### EXERCISE DETAILS
Across the entries below, please work out how many lines contain the string "search" and give only the number.

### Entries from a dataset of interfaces
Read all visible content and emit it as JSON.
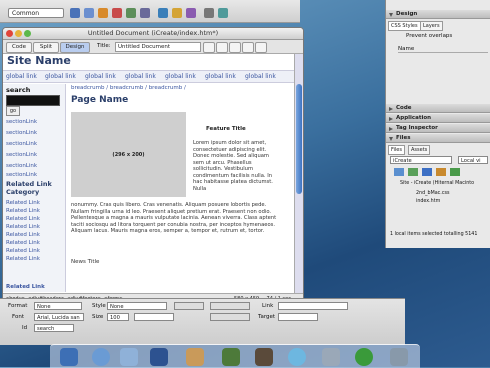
{
  "topbar": {
    "category": "Common"
  },
  "window": {
    "title": "Untitled Document (iCreate/index.htm*)"
  },
  "docbar": {
    "code": "Code",
    "split": "Split",
    "design": "Design",
    "title_label": "Title:",
    "title_value": "Untitled Document"
  },
  "page": {
    "site_name": "Site Name",
    "global_links": [
      "global link",
      "global link",
      "global link",
      "global link",
      "global link",
      "global link",
      "global link"
    ],
    "search_label": "search",
    "go": "go",
    "section_links": [
      "sectionLink",
      "sectionLink",
      "sectionLink",
      "sectionLink",
      "sectionLink",
      "sectionLink"
    ],
    "related_heading": "Related Link Category",
    "related_links": [
      "Related Link",
      "Related Link",
      "Related Link",
      "Related Link",
      "Related Link",
      "Related Link",
      "Related Link",
      "Related Link"
    ],
    "breadcrumb": "breadcrumb / breadcrumb / breadcrumb /",
    "page_name": "Page Name",
    "image_label": "(296 x 200)",
    "feature_title": "Feature Title",
    "para1": "Lorem ipsum dolor sit amet, consectetuer adipiscing elit. Donec molestie. Sed aliquam sem ut arcu. Phasellus sollicitudin. Vestibulum condimentum facilisis nulla. In hac habitasse platea dictumst. Nulla",
    "para2": "nonummy. Cras quis libero. Cras venenatis. Aliquam posuere lobortis pede. Nullam fringilla urna id leo. Praesent aliquet pretium erat. Praesent non odio. Pellentesque a magna a mauris vulputate lacinia. Aenean viverra. Class aptent taciti sociosqu ad litora torquent per conubia nostra, per inceptos hymenaeos. Aliquam lacus. Mauris magna eros, semper a, tempor et, rutrum et, tortor.",
    "news_title": "News Title",
    "related_extra": "Related Link"
  },
  "status": {
    "tags": "<body> <div#header> <div#footer> <form>",
    "size": "580 x 459 ⌄  74 / 1 sec"
  },
  "props": {
    "format_label": "Format",
    "format_value": "None",
    "style_label": "Style",
    "style_value": "None",
    "link_label": "Link",
    "font_label": "Font",
    "font_value": "Arial, Lucida san",
    "size_label": "Size",
    "size_value": "100",
    "target_label": "Target",
    "id_label": "Id",
    "id_value": "search"
  },
  "panels": {
    "design": "Design",
    "css_tab": "CSS Styles",
    "layers_tab": "Layers",
    "prevent_overlaps": "Prevent overlaps",
    "name_col": "Name",
    "code": "Code",
    "application": "Application",
    "tag_inspector": "Tag Inspector",
    "files": "Files",
    "files_tab": "Files",
    "assets_tab": "Assets",
    "site_select": "iCreate",
    "local_view": "Local vi",
    "tree_root": "Site - iCreate (Hiternal Macinto",
    "tree_file1": "2nd_bMac.css",
    "tree_file2": "index.htm",
    "files_status": "1 local items selected totalling 5141"
  }
}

### RESULT OF THIS TASK
2